▸ **Records for this task**
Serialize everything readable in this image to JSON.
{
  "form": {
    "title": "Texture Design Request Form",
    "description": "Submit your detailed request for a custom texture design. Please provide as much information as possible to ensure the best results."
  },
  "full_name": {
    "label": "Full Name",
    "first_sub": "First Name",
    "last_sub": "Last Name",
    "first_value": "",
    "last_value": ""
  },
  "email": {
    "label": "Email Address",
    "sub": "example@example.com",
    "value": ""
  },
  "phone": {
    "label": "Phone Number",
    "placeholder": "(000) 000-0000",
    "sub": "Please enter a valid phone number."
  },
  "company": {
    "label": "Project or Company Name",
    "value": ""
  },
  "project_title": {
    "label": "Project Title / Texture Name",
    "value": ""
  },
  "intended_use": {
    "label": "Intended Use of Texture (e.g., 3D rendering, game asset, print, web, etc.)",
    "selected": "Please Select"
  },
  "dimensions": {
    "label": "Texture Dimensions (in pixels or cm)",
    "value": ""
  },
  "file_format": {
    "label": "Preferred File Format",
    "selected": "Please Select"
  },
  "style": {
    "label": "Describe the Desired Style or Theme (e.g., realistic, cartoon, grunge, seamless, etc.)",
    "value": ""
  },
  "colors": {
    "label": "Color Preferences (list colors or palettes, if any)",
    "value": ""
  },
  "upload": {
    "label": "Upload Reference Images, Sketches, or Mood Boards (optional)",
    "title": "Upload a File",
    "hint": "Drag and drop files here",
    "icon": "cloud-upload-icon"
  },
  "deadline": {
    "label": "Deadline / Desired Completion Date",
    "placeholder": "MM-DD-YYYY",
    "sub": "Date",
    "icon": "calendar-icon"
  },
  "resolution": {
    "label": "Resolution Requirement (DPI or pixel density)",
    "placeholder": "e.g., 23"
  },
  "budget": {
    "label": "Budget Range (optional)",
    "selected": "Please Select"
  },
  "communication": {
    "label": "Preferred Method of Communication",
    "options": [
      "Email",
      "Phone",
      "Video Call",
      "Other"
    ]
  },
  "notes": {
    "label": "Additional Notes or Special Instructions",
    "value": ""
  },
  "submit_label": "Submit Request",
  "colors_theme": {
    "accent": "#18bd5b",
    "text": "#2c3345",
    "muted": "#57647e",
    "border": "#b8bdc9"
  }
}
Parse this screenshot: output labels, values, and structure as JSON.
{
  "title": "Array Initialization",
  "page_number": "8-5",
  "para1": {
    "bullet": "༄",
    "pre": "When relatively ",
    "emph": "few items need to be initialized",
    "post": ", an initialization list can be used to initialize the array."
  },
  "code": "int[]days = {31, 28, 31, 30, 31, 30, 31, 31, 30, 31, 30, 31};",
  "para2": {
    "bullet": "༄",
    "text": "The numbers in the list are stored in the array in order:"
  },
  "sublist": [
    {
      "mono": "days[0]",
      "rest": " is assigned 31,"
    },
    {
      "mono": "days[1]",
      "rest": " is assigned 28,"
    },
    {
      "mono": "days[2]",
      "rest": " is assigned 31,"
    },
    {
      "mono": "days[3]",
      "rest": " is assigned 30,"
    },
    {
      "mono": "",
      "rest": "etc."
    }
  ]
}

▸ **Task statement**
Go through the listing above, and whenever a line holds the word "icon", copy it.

▸ **Exercise result**
    "icon": "cloud-upload-icon"
    "icon": "calendar-icon"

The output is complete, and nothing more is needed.